ASSIGNMENT: I'd like the entries repeated exactly, pictures omitted.

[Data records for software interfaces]
● ● ● ● ● ● ●

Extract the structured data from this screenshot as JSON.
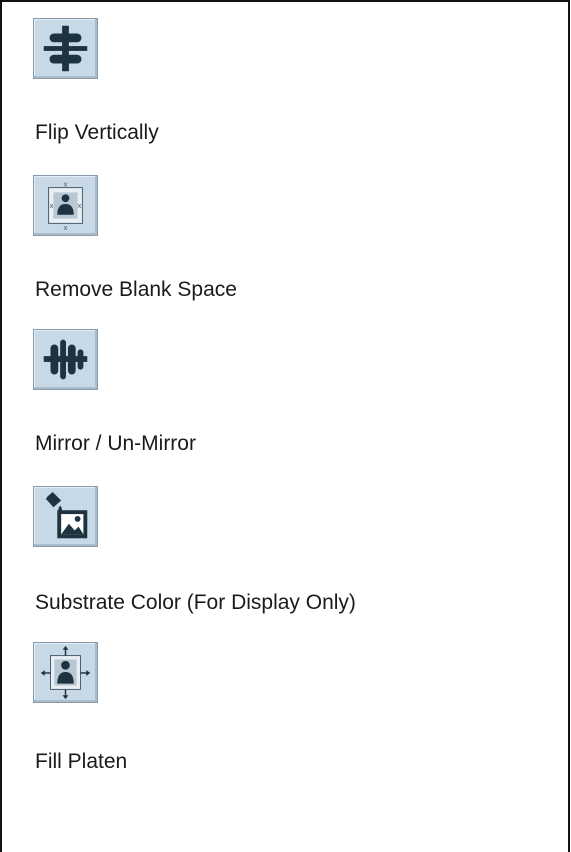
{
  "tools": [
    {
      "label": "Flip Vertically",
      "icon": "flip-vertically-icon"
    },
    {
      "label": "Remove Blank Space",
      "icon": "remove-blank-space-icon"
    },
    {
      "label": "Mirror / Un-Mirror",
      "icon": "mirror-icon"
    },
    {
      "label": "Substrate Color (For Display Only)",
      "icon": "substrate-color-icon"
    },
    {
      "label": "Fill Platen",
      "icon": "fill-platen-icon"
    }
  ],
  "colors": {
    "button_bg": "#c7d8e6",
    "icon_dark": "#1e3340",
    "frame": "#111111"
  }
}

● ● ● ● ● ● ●

YOUR RESPONSE:
Extract the structured data from this screenshot as JSON.
{
  "tools": [
    {
      "label": "Flip Vertically",
      "icon": "flip-vertically-icon"
    },
    {
      "label": "Remove Blank Space",
      "icon": "remove-blank-space-icon"
    },
    {
      "label": "Mirror / Un-Mirror",
      "icon": "mirror-icon"
    },
    {
      "label": "Substrate Color (For Display Only)",
      "icon": "substrate-color-icon"
    },
    {
      "label": "Fill Platen",
      "icon": "fill-platen-icon"
    }
  ],
  "colors": {
    "button_bg": "#c7d8e6",
    "icon_dark": "#1e3340",
    "frame": "#111111"
  }
}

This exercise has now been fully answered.